Have you ever heard of Le Sage gravity? It’s an attempt to come up with a mechanical explanation for why massive objects move towards each other. It’s three hundred years old, but some modern scientists think it might still be the best way to think about gravity.
The Le Sage theory is sometimes called the Fatio theory, but not often, because it follows the one immutable law of physics—nothing is named after the person who first came up with it. Nicolas Fatio de Duillier is one of those people whose life could be turned into a mini-series, except none of the watchers would believe it. While still at teenager he corresponded with and then worked with Jean Dominique Cassini. Later, he traveled around Europe, meeting Christiaan Huygens, Jacques Bernoulli, and Edmond Halley. He got into a feud Gottfried Leibniz. In 1687 he uncovered and foiled a plot to assassinate the Prince of Orange. A few years after that, in 1690, he came up with an explanation for why objects seem to move towards each other due to an invisible force.
This theory was not much regarded until it was refined by George-Louis Le Sage, a quiet man who practiced medicine, read philosophy, and tutored aristocratic children in mathematics. Today he’s best remembered for inventing an early telegraph, which had one wire for every letter of the alphabet. His legacy may change if somehow his theory of gravitation works out.
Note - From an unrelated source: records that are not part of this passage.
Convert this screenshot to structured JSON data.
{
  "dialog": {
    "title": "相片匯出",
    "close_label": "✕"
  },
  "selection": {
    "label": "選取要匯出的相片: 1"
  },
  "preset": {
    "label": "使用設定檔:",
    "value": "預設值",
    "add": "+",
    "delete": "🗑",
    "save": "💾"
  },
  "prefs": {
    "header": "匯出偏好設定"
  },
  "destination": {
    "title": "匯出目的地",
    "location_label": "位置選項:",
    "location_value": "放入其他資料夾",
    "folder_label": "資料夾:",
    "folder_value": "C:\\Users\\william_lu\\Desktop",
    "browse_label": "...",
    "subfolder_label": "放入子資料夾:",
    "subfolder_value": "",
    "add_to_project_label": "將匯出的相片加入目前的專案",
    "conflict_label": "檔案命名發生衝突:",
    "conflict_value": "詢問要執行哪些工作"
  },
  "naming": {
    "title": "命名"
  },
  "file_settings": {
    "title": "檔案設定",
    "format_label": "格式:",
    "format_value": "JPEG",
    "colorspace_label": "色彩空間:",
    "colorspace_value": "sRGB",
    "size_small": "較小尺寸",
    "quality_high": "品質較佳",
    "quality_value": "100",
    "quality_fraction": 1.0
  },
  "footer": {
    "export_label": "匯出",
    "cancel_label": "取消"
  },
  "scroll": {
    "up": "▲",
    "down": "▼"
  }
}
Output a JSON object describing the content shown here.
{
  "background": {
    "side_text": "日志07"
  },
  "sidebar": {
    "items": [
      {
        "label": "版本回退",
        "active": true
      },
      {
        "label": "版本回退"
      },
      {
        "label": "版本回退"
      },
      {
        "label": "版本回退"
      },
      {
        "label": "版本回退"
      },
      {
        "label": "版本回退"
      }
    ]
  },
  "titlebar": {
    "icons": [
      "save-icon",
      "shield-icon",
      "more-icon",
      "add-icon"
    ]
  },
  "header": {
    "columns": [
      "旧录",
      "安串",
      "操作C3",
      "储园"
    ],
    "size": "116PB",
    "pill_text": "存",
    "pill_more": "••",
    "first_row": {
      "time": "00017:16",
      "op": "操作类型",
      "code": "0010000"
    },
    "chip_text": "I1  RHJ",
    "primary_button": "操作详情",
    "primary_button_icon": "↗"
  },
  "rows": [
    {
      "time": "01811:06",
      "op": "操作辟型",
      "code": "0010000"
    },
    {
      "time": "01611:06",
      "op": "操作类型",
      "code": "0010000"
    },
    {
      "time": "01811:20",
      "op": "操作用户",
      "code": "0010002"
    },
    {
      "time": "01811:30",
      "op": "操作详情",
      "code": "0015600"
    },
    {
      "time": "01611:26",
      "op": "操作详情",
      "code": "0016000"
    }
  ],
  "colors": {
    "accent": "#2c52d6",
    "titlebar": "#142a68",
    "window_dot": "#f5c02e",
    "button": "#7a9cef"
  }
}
The Fatio-Le Sage theory supposes that the world is full of tiny little particles, none of which we can see. These exert a constant pressure on us from every angle. If we’re floating in space, then the pressure from all those moving particles equalizes just as it would if we were floating in a tank of water. When one object gets close to another object, the objects shade or shelter each other from the particles. This absence of particles, or corpuscles, between the two objects, means that the corpuscles hitting the outside of the two objects would push them together. Since we can’t see the particles, to our eyes it looks like the objects are falling towards each other because of some invisible force.
The idea has its devotees and has been discarded and revived since it was first published. Today, in light of the idea that gravitons govern the gravitational interaction between two objects, some scientists believe that Fatio and Le Sage might have been on to something, even if their ideas have to be modified.